These various employment laws are enforced by the U.S. Equal Employment Opportunity Commission, a self-regulating body that was approved on July 2, 1964, by the US Congress. The first and foremost duty of the EEOC was to see to the implementation of the Civil Rights Act that was enacted in the same year. The strict implementation of all other laws concerning employment, passed either before or after 1964, has been placed under the care of the EEOC. Some of these laws include:

  • The Equal Pay Act (EPA), which was enacted in 1963. EPA requires payment of equal wage to employees performing the same work in the same workplace. Same work points to the same skills, efforts and responsibilities required in the job.
  • The Civil Rights Act. This law, which was approved in 1964, strictly prohibits any form of workplace discrimination, regardless of basis (race, origin, gender, sexual orientation, genetic information, etc.). The Civil Rights Act also illegalizes any form of retaliatory act by the employer on employees who file employment discrimination complaints or who provide evidences on discriminatory practices during investigations and/or lawsuits.
  • The Age Discrimination in Employment Act (ADEA) of 1967 was passed into law to forbid discrimination against individuals aged 40 years or older. ADEA also prohibits any form of discrimination in hiring, layoff or termination of employment, wages and promotion due to the specified age, as well as statement of age limit and preference in job advertisement and notices.
  • The Americans with Disabilities Act (ADA) was approved in 1990. This law was intended to provide protection to people from being discriminated due to their disability, despite their capability to perform the required work as good as anyone else.
  • The Genetic Information Nondiscrimination Act (GINA), which was approved on November 21, 2009. This law was intended to protect individuals from discrimination due to issues of genetic information. It also strictly prohibited spread of information about a person’s family’s genetic tests, medical condition or issues of medical disorder.
  • The Pregnancy Discrimination Act of 1978 was meant to protect women who were pregnant or likely to become pregnant soon. The law prohibited firing, not hiring, etc., of affected women.

Despite all these anti-discrimination laws in the workplace, Melton & Kumler, LLP, in its website, admits the fact that so many employers still continue to take advantage and mistreat employees in a great number of ways, such as refusal to give just wages or pay overtime work, creation of a hostile working environment to force an employee to resign and other various forms of discrimination.

Employees who feel that they are being discriminated by their employers and/or co-workers have the right to file a complaint against their perpetrators. Filing a complaint, though, is subjected to a statute of limitation. The case will also have to be forwarded to EEOC first. Thus, hiring a good lawyer who is determined to fight for your rights and who will assist you in filing the right complaint and within the specified time limit would be a really good decision.
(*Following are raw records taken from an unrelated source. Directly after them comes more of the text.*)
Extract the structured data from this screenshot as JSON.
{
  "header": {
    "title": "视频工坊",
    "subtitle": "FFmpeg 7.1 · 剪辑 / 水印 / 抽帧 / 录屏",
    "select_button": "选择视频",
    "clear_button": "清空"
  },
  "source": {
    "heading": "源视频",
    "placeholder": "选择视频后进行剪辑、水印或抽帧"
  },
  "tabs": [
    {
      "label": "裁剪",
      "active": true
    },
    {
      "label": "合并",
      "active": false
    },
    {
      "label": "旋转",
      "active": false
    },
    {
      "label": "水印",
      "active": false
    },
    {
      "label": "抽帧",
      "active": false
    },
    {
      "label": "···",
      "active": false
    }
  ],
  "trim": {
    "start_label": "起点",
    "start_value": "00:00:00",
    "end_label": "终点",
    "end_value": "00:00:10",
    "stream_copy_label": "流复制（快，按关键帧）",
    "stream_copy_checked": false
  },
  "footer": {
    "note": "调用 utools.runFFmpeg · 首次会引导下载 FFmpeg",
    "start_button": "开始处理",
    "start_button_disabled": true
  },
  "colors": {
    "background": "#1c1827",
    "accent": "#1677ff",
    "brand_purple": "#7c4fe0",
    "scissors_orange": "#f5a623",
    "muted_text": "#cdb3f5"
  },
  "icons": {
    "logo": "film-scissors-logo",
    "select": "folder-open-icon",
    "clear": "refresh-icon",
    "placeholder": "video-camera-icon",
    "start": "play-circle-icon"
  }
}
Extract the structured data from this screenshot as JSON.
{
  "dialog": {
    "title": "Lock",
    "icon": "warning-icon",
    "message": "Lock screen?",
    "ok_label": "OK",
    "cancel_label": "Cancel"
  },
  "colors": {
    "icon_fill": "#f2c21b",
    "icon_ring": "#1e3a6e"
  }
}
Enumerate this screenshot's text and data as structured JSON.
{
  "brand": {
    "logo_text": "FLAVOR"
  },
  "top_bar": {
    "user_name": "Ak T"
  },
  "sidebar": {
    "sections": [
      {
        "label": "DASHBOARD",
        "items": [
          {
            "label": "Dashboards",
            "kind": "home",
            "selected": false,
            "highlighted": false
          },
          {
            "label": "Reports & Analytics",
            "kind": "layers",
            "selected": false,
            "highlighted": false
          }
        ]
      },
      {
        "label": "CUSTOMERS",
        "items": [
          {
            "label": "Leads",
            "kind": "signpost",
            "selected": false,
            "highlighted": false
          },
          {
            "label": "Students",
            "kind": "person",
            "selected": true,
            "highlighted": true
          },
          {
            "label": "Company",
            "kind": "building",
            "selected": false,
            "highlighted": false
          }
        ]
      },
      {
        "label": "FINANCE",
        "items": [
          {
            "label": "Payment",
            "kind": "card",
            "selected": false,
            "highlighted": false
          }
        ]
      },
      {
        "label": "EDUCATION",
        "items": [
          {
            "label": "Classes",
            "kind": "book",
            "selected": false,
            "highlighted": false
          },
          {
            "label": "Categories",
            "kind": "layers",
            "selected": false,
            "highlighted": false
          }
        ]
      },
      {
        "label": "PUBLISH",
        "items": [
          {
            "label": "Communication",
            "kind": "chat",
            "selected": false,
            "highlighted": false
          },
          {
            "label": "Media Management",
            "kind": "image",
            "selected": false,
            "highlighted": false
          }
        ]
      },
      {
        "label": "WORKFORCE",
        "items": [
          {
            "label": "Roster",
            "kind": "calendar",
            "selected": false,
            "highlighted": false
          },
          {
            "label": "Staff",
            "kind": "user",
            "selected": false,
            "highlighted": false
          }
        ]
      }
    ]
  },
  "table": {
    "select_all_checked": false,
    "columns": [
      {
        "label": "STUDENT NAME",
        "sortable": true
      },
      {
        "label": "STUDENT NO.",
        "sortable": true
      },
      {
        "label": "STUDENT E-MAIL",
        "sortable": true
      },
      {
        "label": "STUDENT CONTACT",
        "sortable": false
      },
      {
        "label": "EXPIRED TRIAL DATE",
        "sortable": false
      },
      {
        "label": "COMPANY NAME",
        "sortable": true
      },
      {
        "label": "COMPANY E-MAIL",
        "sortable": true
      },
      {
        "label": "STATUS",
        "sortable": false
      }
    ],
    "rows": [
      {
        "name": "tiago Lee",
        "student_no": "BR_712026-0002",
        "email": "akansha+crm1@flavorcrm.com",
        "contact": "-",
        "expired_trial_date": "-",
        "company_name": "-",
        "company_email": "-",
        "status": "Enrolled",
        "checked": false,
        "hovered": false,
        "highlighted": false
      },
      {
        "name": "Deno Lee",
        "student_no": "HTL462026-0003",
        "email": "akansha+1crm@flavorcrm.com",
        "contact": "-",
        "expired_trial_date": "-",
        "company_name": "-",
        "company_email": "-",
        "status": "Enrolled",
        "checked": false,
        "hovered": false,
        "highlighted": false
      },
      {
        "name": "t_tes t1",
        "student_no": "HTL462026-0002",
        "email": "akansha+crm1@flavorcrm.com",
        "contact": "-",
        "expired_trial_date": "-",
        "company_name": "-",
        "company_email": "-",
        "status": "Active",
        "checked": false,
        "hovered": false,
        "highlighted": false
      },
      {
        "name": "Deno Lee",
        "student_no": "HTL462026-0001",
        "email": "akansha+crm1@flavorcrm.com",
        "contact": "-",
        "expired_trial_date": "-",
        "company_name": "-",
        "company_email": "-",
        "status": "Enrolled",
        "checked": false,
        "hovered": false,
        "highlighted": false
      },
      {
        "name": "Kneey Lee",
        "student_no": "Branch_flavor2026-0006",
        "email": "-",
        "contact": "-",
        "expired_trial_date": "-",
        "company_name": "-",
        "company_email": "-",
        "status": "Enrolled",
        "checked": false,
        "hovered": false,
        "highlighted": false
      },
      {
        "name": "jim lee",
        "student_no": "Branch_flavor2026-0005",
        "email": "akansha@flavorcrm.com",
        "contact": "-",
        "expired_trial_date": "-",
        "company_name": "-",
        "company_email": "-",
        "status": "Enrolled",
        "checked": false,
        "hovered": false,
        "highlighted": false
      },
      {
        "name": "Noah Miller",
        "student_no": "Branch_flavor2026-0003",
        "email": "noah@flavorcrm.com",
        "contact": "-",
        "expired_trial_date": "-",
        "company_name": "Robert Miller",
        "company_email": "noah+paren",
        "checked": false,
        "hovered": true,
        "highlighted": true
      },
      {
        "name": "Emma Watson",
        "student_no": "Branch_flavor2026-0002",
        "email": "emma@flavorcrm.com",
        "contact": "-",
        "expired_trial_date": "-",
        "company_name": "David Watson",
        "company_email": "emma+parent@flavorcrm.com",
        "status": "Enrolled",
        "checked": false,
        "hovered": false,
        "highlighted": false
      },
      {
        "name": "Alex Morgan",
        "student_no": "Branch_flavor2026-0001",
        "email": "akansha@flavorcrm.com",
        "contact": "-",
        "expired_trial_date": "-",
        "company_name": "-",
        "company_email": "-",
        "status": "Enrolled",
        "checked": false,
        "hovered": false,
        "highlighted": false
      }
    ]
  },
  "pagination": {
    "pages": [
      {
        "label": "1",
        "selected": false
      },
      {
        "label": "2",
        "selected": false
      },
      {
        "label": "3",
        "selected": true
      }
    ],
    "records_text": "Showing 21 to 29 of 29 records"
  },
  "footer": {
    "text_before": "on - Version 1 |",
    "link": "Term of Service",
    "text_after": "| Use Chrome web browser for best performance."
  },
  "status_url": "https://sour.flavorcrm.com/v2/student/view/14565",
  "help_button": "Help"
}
Discrimination should not be tolerated. If you believe you’ve been discriminated against in the workplace, make sure to contact a sexual harassment lawyer today.